[Web page and app entries]

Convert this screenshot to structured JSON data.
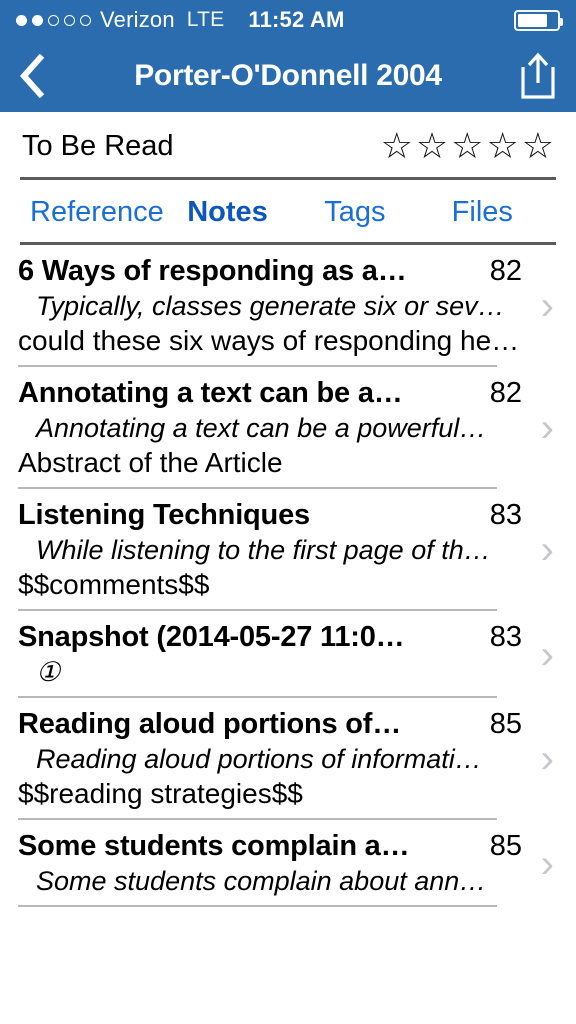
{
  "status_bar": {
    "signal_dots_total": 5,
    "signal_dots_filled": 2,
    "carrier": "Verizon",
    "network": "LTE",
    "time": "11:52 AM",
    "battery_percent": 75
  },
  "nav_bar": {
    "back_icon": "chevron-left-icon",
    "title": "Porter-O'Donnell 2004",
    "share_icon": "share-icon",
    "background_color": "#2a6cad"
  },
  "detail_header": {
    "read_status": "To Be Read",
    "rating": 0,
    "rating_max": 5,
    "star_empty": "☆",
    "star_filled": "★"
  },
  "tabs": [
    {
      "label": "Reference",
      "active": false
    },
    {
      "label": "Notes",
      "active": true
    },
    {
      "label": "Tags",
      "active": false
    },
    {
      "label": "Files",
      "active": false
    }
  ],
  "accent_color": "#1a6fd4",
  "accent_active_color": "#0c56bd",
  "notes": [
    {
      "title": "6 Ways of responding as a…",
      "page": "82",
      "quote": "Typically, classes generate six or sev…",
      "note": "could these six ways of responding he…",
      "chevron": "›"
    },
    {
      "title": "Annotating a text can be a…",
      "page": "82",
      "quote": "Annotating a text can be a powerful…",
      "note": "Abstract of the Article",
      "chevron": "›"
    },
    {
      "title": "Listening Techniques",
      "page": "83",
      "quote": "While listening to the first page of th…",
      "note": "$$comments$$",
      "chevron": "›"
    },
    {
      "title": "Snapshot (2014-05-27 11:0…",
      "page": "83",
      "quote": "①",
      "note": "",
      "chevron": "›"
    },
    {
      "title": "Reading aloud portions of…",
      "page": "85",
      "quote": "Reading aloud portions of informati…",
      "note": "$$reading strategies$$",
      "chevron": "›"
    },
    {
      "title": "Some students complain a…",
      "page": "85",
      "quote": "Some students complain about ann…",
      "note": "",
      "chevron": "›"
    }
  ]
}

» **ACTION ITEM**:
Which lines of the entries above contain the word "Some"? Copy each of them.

» **SOLUTION**:
      "title": "Some students complain a…",
      "quote": "Some students complain about ann…",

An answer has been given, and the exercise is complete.